==== LISTED RECORDS ====

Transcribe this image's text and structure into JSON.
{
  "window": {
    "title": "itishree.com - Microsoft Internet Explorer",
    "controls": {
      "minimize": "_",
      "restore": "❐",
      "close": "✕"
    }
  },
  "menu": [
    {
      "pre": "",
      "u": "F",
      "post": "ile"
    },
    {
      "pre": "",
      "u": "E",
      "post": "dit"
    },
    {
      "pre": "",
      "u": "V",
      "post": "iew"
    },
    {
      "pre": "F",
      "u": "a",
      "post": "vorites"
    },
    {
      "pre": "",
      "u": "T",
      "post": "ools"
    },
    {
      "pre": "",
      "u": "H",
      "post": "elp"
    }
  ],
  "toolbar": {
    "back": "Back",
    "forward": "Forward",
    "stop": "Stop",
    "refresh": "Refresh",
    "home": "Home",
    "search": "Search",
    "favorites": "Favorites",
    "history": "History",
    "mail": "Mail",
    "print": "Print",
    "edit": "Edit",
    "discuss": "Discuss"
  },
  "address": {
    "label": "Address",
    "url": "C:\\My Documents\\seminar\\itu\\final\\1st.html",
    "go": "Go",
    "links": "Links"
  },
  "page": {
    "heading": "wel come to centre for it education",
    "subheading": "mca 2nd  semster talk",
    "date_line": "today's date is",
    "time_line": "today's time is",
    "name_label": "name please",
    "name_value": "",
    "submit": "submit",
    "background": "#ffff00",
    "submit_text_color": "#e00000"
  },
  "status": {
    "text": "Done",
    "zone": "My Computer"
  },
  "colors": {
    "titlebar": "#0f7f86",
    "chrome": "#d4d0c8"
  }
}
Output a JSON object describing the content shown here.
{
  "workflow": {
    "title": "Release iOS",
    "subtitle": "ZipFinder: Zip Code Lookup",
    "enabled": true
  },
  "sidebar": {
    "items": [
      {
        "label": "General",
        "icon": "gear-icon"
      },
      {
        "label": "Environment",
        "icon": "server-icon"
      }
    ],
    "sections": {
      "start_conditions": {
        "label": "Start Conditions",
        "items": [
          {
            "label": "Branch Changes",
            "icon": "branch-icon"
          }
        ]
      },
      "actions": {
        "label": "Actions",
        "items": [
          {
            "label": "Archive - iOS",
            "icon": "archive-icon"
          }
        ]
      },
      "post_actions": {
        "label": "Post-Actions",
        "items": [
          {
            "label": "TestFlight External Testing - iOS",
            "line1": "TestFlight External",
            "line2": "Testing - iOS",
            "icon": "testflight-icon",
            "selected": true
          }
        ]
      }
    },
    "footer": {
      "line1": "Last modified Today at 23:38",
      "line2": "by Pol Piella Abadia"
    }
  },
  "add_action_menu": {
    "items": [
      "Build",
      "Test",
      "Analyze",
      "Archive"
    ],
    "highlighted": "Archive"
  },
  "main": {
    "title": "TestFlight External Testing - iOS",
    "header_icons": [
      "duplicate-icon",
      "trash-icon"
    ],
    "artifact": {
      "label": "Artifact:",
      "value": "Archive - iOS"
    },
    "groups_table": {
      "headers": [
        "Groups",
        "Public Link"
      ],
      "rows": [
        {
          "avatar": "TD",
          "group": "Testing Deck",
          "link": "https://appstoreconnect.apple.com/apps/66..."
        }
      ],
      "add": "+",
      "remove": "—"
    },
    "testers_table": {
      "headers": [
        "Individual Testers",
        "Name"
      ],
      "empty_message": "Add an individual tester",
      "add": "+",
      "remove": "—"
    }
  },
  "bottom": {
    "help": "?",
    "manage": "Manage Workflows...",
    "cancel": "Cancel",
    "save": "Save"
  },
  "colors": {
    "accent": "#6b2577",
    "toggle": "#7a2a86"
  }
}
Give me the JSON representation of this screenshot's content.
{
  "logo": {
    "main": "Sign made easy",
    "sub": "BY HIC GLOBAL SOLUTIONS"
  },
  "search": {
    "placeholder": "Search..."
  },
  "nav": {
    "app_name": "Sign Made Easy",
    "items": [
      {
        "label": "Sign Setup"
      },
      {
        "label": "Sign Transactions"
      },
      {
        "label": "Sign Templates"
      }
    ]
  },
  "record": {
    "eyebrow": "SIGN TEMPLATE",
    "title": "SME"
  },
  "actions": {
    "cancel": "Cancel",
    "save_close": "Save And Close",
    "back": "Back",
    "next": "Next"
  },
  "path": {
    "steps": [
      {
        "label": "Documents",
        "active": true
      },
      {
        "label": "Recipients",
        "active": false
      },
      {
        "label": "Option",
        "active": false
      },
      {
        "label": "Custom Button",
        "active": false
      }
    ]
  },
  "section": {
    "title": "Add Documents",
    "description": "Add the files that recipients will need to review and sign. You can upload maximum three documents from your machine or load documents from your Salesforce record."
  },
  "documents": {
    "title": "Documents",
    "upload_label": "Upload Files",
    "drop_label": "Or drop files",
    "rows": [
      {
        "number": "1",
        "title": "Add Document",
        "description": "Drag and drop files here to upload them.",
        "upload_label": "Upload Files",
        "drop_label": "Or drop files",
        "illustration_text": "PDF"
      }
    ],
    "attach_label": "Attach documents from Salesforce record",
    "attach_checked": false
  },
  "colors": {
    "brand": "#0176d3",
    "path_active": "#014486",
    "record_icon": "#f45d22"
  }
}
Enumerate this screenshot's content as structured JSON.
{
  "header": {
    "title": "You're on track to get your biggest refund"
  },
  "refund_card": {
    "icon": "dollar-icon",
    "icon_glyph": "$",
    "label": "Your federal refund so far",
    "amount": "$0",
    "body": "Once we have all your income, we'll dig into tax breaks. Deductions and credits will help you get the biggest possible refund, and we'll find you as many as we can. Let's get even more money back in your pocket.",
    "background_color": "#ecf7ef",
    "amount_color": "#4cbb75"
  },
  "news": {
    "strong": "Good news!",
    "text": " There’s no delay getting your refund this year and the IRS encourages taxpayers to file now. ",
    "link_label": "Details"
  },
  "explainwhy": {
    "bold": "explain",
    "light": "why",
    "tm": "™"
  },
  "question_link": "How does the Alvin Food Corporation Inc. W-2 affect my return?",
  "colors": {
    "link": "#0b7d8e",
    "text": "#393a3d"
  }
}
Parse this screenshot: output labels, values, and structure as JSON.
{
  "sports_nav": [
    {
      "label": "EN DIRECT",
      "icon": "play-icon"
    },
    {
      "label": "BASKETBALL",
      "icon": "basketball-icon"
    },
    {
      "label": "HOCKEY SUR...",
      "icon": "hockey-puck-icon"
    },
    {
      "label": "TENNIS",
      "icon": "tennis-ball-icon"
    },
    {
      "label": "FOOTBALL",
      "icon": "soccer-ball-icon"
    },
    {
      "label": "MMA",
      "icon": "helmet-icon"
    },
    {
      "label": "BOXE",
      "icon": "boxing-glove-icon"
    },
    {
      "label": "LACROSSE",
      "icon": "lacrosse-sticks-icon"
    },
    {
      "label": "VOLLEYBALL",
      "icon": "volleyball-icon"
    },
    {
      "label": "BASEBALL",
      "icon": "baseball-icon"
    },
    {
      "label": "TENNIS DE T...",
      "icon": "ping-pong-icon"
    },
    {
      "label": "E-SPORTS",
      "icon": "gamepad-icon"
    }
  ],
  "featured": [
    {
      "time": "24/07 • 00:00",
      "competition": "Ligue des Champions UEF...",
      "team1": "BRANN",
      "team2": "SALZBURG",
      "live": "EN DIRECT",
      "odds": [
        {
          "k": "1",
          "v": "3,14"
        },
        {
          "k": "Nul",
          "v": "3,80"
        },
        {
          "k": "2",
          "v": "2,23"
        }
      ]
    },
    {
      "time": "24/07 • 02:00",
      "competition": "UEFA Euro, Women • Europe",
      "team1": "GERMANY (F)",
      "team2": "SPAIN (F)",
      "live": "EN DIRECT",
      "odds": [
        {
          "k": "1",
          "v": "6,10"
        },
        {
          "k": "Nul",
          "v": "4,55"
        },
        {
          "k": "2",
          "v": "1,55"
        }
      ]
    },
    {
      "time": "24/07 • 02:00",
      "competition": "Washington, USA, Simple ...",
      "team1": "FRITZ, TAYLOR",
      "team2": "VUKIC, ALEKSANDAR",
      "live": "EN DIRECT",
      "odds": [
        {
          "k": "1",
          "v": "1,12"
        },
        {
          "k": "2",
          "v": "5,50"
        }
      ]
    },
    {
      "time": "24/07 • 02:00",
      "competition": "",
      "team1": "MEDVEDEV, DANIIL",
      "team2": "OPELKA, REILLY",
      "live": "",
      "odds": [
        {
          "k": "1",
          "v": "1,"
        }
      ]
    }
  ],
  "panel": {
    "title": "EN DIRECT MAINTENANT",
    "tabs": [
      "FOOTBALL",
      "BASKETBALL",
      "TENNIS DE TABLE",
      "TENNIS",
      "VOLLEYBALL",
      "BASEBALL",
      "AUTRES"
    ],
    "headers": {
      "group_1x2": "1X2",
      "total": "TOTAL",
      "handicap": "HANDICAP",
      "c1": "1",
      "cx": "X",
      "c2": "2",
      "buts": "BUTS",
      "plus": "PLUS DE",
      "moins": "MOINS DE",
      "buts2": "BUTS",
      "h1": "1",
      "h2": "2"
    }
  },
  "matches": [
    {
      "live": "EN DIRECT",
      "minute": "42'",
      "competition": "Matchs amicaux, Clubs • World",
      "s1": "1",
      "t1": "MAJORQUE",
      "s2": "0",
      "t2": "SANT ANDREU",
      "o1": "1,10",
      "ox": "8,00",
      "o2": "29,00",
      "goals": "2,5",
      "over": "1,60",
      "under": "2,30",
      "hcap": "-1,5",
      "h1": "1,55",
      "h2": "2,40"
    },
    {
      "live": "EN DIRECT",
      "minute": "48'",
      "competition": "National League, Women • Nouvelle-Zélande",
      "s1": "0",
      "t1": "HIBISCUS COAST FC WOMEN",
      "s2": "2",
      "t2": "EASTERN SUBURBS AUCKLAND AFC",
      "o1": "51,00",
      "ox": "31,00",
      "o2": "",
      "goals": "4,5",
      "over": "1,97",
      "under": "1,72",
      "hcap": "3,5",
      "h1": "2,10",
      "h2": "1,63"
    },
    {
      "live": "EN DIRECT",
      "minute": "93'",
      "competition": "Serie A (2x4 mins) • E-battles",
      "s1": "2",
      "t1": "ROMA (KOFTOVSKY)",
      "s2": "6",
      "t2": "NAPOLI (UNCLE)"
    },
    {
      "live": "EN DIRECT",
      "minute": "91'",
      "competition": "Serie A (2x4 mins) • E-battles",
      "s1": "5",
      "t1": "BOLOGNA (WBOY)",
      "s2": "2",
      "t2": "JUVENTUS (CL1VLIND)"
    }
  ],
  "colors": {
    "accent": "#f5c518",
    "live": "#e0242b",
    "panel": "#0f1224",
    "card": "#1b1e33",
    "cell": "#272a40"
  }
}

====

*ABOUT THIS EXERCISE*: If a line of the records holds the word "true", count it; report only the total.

*REPLY*: 3